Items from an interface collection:
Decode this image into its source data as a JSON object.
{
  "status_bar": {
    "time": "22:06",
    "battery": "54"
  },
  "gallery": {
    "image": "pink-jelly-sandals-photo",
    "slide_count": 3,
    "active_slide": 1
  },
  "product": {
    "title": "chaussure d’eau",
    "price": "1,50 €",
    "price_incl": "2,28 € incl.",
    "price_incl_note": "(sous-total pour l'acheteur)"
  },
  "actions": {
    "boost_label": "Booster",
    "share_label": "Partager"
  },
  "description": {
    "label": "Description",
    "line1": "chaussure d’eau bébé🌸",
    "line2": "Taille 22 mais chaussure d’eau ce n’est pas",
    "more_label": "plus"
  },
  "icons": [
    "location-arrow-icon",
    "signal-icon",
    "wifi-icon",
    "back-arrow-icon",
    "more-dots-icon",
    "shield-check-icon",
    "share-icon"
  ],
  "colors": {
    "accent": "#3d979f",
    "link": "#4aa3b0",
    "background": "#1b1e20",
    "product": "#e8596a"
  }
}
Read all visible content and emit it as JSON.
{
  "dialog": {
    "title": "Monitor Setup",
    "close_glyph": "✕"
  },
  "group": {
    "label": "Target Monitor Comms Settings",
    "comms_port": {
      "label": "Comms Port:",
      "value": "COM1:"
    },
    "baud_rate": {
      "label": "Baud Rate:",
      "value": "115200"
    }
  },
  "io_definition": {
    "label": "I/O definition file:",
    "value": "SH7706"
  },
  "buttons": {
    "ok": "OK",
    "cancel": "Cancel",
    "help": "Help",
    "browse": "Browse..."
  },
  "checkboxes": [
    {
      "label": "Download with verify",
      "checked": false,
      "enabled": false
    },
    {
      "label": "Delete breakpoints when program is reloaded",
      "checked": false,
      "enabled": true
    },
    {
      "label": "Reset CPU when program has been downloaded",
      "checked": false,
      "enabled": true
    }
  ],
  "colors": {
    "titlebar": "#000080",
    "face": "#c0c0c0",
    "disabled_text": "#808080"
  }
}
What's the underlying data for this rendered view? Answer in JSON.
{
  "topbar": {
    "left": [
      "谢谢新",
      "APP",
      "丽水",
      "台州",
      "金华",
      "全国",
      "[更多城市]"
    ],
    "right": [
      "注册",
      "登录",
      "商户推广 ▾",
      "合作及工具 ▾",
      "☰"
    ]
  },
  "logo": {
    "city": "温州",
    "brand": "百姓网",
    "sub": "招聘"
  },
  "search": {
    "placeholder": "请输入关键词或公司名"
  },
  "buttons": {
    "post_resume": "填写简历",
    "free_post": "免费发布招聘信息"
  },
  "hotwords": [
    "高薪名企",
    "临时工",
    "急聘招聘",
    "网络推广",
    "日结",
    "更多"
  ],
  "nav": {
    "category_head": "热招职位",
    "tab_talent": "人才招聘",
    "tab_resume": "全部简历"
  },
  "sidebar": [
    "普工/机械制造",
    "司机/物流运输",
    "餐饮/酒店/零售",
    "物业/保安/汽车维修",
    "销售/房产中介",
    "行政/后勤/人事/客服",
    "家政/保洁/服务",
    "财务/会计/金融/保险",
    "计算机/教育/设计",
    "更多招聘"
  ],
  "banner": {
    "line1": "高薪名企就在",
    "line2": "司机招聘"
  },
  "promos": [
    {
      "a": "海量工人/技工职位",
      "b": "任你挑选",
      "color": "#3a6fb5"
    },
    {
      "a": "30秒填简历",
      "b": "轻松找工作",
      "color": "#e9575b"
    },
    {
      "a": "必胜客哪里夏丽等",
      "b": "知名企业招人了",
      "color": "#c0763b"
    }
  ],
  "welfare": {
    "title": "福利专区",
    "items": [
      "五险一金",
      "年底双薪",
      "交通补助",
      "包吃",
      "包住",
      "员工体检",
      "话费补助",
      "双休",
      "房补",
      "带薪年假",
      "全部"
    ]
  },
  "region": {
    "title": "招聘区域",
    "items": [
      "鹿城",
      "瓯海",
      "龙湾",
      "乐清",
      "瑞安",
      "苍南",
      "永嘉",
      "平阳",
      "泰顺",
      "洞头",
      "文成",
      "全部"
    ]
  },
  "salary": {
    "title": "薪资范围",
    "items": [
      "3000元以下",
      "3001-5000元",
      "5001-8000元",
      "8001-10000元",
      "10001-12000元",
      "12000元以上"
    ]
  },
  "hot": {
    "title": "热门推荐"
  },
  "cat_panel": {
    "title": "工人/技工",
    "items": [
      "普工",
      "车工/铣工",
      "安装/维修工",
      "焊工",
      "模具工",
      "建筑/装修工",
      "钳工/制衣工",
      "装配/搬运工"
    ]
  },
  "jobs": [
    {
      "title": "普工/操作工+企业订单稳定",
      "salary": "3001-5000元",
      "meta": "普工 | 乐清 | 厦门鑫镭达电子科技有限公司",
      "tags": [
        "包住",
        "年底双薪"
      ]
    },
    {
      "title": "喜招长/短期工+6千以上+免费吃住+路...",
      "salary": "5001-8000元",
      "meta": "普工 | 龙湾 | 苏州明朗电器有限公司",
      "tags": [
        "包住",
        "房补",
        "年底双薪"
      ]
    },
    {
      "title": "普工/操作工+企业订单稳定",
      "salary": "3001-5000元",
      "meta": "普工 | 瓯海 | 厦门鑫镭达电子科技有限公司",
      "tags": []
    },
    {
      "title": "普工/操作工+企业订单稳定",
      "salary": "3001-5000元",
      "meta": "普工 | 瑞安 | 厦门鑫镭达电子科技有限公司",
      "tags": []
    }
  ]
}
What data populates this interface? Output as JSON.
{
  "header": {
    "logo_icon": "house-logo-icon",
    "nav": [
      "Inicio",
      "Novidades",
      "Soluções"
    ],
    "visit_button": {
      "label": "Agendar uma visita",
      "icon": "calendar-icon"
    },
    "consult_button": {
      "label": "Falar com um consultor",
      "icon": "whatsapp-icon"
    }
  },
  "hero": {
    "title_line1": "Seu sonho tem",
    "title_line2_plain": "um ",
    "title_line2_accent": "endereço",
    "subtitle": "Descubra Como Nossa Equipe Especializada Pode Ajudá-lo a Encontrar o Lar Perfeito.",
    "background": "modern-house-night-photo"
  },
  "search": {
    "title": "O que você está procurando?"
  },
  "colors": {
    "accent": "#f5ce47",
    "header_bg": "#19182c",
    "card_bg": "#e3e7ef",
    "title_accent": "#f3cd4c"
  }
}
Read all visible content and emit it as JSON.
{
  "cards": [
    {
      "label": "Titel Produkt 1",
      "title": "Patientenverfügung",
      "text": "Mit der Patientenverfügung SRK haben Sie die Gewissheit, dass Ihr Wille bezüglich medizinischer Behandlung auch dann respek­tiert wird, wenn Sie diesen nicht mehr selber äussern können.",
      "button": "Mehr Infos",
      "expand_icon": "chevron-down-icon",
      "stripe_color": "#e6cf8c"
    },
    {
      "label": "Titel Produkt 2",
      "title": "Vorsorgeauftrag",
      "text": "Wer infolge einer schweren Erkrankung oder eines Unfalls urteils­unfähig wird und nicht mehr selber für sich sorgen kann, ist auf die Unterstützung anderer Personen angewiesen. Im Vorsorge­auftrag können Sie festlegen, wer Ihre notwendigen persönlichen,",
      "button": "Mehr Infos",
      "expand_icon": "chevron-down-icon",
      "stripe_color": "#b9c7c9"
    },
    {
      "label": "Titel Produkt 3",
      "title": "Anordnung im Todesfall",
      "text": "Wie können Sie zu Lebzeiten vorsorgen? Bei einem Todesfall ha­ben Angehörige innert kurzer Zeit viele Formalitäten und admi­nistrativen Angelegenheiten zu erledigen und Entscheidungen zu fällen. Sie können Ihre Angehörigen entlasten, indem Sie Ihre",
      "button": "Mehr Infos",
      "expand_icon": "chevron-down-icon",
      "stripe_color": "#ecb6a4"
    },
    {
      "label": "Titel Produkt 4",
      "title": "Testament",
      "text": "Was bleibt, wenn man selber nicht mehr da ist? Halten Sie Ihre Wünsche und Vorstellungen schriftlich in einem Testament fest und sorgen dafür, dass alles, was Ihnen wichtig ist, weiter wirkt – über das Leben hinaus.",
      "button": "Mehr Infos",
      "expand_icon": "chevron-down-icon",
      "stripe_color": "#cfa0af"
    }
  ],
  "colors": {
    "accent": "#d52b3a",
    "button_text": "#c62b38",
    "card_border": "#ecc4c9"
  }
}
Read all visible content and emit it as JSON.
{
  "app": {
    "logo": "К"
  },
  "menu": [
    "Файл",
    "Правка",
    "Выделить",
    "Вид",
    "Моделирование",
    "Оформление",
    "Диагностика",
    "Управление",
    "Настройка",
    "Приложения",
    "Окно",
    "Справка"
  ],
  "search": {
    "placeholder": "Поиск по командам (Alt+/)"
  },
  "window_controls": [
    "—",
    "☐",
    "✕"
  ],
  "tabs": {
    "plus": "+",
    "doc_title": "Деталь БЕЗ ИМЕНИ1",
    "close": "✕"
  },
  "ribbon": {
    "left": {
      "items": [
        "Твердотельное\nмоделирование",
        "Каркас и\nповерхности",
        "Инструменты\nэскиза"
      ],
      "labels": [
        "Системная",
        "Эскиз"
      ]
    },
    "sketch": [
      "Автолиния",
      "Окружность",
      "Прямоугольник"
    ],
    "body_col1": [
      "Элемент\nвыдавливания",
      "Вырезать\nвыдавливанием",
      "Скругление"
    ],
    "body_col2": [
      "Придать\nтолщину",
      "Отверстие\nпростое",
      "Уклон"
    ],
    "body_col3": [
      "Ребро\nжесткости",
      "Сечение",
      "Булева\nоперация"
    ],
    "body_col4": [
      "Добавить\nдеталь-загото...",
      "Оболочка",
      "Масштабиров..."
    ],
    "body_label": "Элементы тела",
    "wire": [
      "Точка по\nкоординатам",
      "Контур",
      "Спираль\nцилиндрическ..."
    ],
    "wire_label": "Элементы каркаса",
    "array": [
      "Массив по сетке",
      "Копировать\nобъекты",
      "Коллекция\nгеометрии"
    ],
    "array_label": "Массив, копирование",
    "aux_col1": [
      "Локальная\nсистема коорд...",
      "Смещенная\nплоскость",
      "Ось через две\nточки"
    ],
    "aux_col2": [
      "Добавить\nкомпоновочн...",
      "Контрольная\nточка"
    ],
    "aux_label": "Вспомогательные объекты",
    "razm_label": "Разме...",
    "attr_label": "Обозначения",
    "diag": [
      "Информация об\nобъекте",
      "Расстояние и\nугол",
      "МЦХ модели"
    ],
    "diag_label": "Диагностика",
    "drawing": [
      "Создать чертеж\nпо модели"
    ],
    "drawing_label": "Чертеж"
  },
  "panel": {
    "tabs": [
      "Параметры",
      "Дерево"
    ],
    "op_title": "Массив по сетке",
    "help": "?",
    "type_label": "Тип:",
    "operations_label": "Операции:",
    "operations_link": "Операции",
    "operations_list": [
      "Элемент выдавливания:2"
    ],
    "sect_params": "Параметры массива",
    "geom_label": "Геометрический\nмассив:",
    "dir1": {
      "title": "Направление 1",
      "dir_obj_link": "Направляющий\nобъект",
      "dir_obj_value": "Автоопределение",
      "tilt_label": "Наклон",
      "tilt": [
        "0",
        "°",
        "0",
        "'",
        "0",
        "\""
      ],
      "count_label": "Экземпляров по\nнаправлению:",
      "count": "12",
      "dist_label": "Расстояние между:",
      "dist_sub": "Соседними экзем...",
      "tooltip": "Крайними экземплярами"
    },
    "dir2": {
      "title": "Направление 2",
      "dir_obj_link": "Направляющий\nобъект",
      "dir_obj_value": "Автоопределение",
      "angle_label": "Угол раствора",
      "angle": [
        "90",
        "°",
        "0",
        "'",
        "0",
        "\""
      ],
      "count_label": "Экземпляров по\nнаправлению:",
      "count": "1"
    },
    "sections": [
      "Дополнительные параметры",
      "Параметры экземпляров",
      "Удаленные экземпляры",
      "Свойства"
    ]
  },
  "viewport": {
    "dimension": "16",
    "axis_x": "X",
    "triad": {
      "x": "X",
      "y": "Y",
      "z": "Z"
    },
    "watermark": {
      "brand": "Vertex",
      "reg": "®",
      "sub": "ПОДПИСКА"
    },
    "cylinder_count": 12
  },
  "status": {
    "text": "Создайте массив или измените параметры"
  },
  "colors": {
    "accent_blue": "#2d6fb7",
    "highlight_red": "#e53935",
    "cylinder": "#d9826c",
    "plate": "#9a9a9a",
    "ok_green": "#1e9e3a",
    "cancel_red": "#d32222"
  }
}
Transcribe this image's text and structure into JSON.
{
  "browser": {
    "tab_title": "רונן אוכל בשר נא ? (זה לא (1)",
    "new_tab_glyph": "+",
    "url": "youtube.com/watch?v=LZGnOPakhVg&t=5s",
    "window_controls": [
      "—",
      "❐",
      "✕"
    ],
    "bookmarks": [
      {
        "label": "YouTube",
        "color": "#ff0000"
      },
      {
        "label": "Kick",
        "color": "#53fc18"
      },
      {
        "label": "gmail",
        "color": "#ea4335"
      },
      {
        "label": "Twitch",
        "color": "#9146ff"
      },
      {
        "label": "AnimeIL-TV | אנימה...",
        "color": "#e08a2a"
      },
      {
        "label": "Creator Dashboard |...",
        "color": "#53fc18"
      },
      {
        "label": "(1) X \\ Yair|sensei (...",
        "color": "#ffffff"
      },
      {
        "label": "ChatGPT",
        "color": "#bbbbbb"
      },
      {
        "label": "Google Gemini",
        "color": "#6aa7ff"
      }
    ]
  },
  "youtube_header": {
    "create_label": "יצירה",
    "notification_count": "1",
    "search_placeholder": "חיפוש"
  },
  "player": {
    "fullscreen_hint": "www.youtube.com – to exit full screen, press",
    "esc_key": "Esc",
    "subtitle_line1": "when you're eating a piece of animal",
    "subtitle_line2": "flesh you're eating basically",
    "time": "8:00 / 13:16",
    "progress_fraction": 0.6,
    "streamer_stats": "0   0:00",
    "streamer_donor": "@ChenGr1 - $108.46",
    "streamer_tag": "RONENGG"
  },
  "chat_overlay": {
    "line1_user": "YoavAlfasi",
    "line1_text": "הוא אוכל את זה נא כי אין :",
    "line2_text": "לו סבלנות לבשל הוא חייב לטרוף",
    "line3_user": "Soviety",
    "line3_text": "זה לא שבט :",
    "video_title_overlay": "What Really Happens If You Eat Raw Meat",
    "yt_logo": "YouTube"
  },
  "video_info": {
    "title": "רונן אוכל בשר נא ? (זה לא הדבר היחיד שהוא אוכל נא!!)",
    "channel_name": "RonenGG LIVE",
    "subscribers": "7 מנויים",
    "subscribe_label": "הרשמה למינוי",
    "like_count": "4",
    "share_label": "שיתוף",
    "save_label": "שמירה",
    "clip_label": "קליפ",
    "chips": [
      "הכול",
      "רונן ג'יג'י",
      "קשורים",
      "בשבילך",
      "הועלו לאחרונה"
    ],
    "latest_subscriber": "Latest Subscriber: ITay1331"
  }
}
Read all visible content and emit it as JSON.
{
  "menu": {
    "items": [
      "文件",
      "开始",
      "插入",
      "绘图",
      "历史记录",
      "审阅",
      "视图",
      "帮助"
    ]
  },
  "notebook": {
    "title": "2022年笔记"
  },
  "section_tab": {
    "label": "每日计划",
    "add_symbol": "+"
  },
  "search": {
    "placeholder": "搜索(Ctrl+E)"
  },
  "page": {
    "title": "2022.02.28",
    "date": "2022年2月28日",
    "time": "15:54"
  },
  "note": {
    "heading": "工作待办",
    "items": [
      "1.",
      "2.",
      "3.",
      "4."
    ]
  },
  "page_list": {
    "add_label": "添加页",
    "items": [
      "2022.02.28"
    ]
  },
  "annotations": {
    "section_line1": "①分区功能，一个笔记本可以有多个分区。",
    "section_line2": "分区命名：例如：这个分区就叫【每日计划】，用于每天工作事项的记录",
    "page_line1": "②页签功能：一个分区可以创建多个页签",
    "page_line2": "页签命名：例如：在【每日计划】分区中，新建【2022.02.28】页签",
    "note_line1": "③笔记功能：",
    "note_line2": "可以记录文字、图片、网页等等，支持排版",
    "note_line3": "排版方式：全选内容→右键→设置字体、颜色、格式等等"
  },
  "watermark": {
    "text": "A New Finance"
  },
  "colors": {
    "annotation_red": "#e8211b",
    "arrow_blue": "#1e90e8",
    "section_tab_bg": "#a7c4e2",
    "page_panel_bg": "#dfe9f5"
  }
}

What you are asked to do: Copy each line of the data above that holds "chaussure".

Task output:
    "title": "chaussure d’eau",
    "line1": "chaussure d’eau bébé🌸",
    "line2": "Taille 22 mais chaussure d’eau ce n’est pas",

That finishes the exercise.